The larger GXR 320 5F (4+1) with travels of 20 x 24 x 20 in. (X, Y, Z) provides very rapid traverse of 1,693 inches per minute on X and Y axes, and 1,417 inches per minute on the Z axis. The machine features a powerful 25hp, 12,000-rpm direct-drive spindle with 86.3 ft-lb. of torque and a 48-tool swing-arm automatic tool changer.

Integrated five-axis rotary table

Bridgeport 4+1 machining centers feature an integrated five-axis rotary table supported by large bearings, so heavy horizontal and vertical cutting loads are carried with smooth and accurate rotation at all times. Bridgeport designs incorporate heavy-duty linear guideways and oversized double-nut ball screws that are pre-tensioned to provide superior accuracy and repeatability. Thelinear way modules consist of slide members (guide trucks) and linear rails to provide a large load rating, stable accuracy, high rigidity and low friction. The wide spacing between all axes rails provides optimum stiffness for the overall machine structure. Oversized 45 mm (1.77 in.) ball screws are featured in the GXR 320 5F, while 32 mm (1.26 in.) ball screws are incorporated in the GX 250 5F. All of these features are designed into a small footprint.

Every Bridgeport five-face (4+1) machining center is designed with an optimal work envelope to machine small to medium parts. Machines with larger work envelopes use a larger rotary table, increasing the size of the machine, and increasing the cost.

Bridgeport offers a smaller footprint machine for five-face machining that is recommended for medical and dental part production, complementing automotive, aerospace, and other industries as well.

Both machines have standard features that a Big-Plus spindle, oil chiller, chip conveyor, coolant flush system, preparation for through spindle coolant (with rotary union), coolant wash down gun, tri-color stack light, and many standard control features.

“These new Bridgeport five-face (4+1) machining centers offer a high degree of sophistication and functionality in a small footprint at an attractive price,” according to Andy McNamara, director of sales and marketing, North America.  “Like all Bridgeport machining centers, these machines reflect Hardinge’s commitment to quality and performance without compromise.”

About the Author

Robert Brooks | Content Director

Robert Brooks has been a business-to-business reporter, writer, editor, and columnist for more than 20 years, specializing in the primary metal and basic manufacturing industries.
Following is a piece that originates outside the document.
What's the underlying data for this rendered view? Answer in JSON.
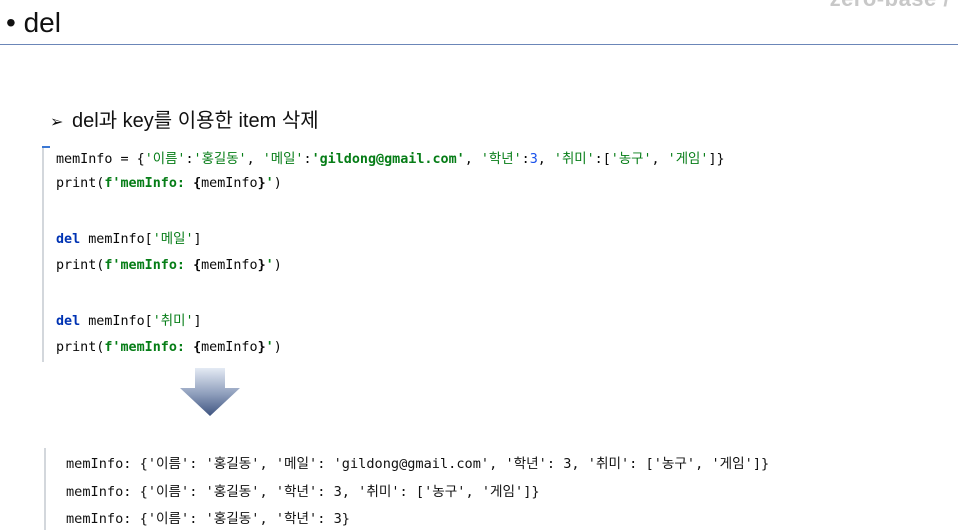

His work has covered a wide range of topics, including process technology, resource development, material selection, product design, workforce development, and industrial market strategies, among others. Currently, he specializes in subjects related to metal component and product design, development, and manufacturing — including castings, forgings, machined parts, and fabrications.

Brooks is a graduate of Kenyon College (B.A. English, Political Science) and Emory University (M.A. English.)